[Opening Data section]

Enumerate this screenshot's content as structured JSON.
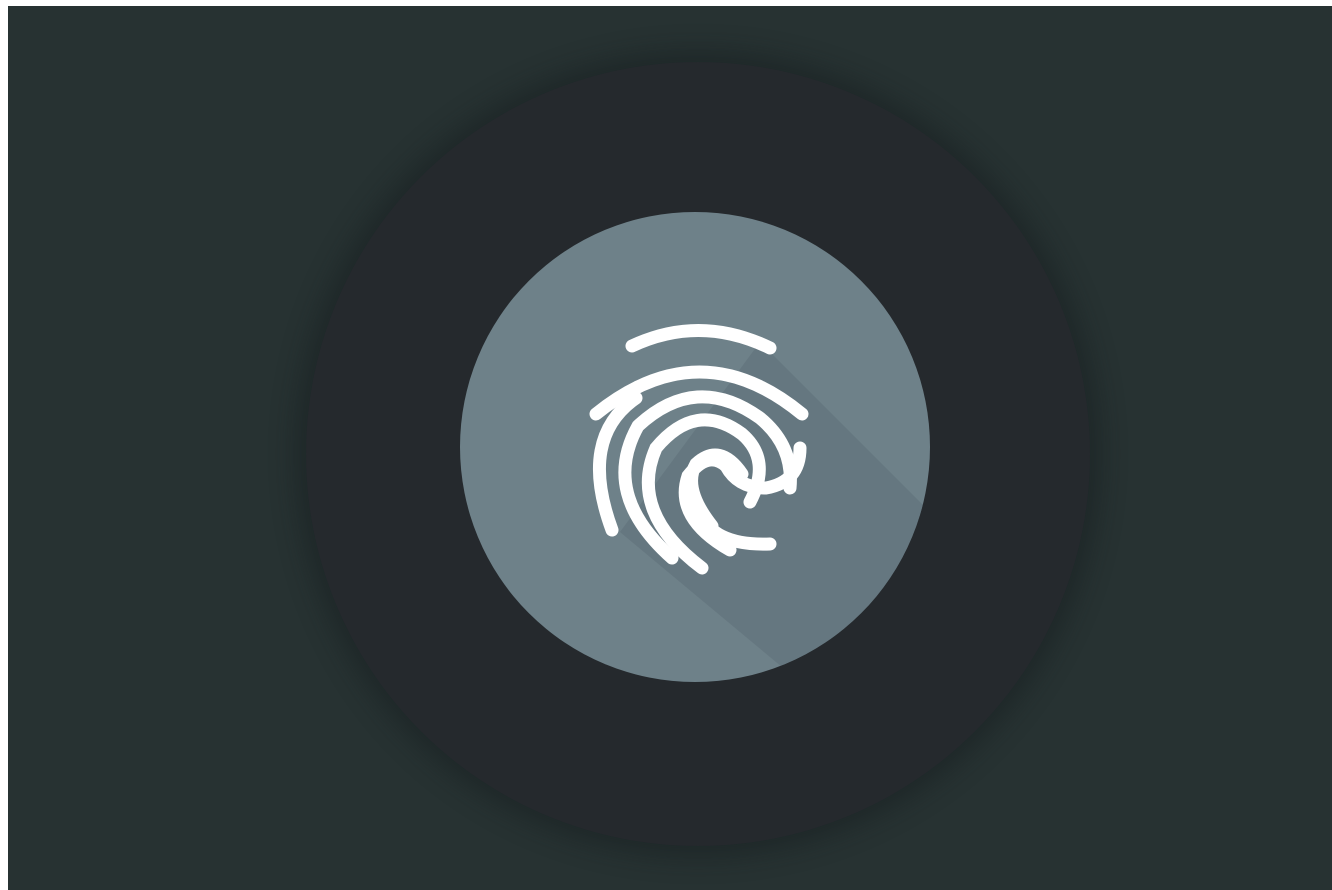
{
  "screen": {
    "background_color": "#273232",
    "outer_ring_color": "#25292d",
    "sensor_color": "#6e8189",
    "sensor_shadow_color": "#5f7079",
    "icon_color": "#ffffff"
  },
  "fingerprint_button": {
    "icon": "fingerprint-icon"
  }
}
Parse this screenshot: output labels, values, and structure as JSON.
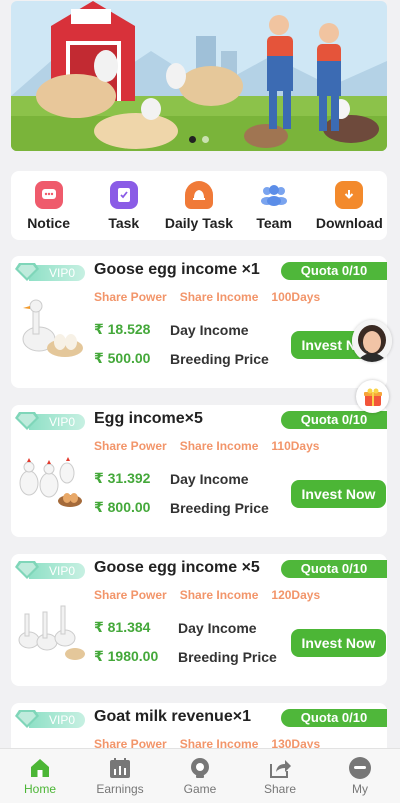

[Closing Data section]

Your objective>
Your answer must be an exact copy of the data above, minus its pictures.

Your response>
Enumerate this screenshot's content as structured JSON.
{
  "screen": {
    "background_color": "#273232",
    "outer_ring_color": "#25292d",
    "sensor_color": "#6e8189",
    "sensor_shadow_color": "#5f7079",
    "icon_color": "#ffffff"
  },
  "fingerprint_button": {
    "icon": "fingerprint-icon"
  }
}
Parse this screenshot: output labels, values, and structure as JSON.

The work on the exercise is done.